“I am extremely honored and humbled to join the National Academy of Science and its long list of inspiring, past and present, scientists,” Professor Dulac said. “This recognition would not have been possible without the hard work of the many terrific students and postdocs I had the great fortune of having in my lab, and I want to thank all present and former lab members for a really exciting scientific journey together.”
Professor Dulac’s group uses molecular, genetic and electrophysiological techniques to investigate the neuronal signals underlying pheromone signaling and how the brain processes those signals to generate species- and sex-specific behaviors. She also wants to understand the role of basic developmental processes, sensory experiences, genetics and epigenetics in establishing these behaviors. For that, she uses genome wide association studies and also investigates genomic imprinting in developing and adult mice. She believes this work ultimately has direct implications for understanding evolution and disease.
“My colleagues and I are extremely proud of Catherine’s research accomplishments and her originality and creativity,” said Professor Alexander Schier, chair of the MCB department. “Even more impressively, she is not only an exceptional scientist but also a highly engaged member of the MCB community”. Professor Dulac has served as director of the MCO graduate program since 2008.

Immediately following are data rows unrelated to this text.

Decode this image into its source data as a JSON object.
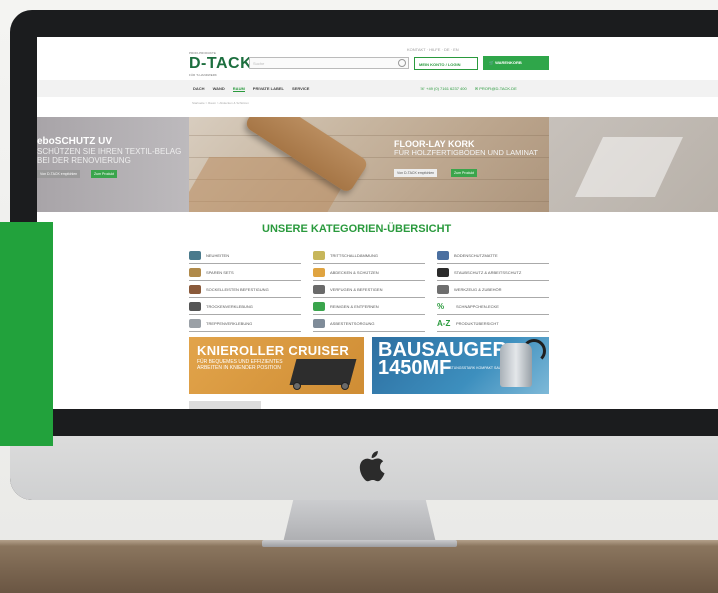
{
  "site": {
    "top_links": "KONTAKT · HILFE · DE · EN",
    "logo_top": "PROFI-PRODUKTE",
    "logo": "D-TACK",
    "logo_sub": "FÜR 'S HANDWERK",
    "search_placeholder": "Suche",
    "account_label": "MEIN KONTO / LOGIN",
    "cart_label": "WARENKORB"
  },
  "nav": {
    "items": [
      "DACH",
      "WAND",
      "RAUM",
      "PRIVATE LABEL",
      "SERVICE"
    ],
    "active_index": 2,
    "phone": "+49 (0) 7161 6237 400",
    "email": "PROFI@D-TACK.DE"
  },
  "breadcrumb": "Startseite > Raum > Abdecken & Schützen",
  "banners": {
    "left": {
      "title": "eboSCHUTZ UV",
      "subtitle": "SCHÜTZEN SIE IHREN TEXTIL-BELAG BEI DER RENOVIERUNG",
      "btn_secondary": "Von D-TACK empfohlen",
      "btn_primary": "Zum Produkt"
    },
    "main": {
      "title": "FLOOR-LAY KORK",
      "subtitle": "FÜR HOLZFERTIGBÖDEN UND LAMINAT",
      "btn_secondary": "Von D-TACK empfohlen",
      "btn_primary": "Zum Produkt"
    }
  },
  "categories": {
    "title": "UNSERE KATEGORIEN-ÜBERSICHT",
    "col1": [
      "NEUHEITEN",
      "SPAREN SETS",
      "SOCKELLEISTEN BEFESTIGUNG",
      "TROCKENVERKLEBUNG",
      "TREPPENVERKLEBUNG"
    ],
    "col2": [
      "TRITTSCHALLDÄMMUNG",
      "ABDECKEN & SCHÜTZEN",
      "VERFUGEN & BEFESTIGEN",
      "REINIGEN & ENTFERNEN",
      "ASBESTENTSORGUNG"
    ],
    "col3": [
      "BODENSCHUTZMATTE",
      "STAUBSCHUTZ & ARBEITSSCHUTZ",
      "WERKZEUG & ZUBEHÖR",
      "SCHNÄPPCHEN-ECKE",
      "PRODUKTÜBERSICHT"
    ],
    "col3_icons": [
      "",
      "",
      "",
      "%",
      "A-Z"
    ],
    "colors": {
      "col1": [
        "#4a7a8c",
        "#b08a4a",
        "#8a5a3a",
        "#555555",
        "#9aa0a6"
      ],
      "col2": [
        "#c7b65a",
        "#e0a440",
        "#6a6a6a",
        "#3aa54c",
        "#7f8c99"
      ],
      "col3": [
        "#4a6fa0",
        "#2b2b2b",
        "#6e6e6e",
        "#ffffff",
        "#ffffff"
      ]
    }
  },
  "promos": {
    "left": {
      "title": "KNIEROLLER CRUISER",
      "subtitle": "FÜR BEQUEMES UND EFFIZIENTES ARBEITEN IN KNIENDER POSITION"
    },
    "right": {
      "title_line1": "BAUSAUGER",
      "title_line2": "1450MF",
      "subtitle": "LEISTUNGSSTARK KOMPAKT SAUBER"
    }
  },
  "colors": {
    "brand_green": "#2a9a3d",
    "accent_green_panel": "#22a23c"
  }
}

Professor Dulac earned her Ph.D. in developmental biology from the University of Paris in 1991. She worked with Nicole Le Douarin at the Institut d’Embryologie du Collège de France on the developmental mechanisms of neural crest cell differentiation, and, as a postdoctoral fellow with Richard Axel at Columbia University, identified the first candidate genes encoding mammalian pheromone receptors. She joined the Harvard faculty in 1996. She is a Fellow of the American Academy of Arts and Sciences and the French Academy of Sciences.
National Academy of Sciences: http://www.nasonline.org/about-nas/mission/
Catherine Dulac: https://www.mcb.harvard.edu/mcb/faculty/profile/catherine-dulac/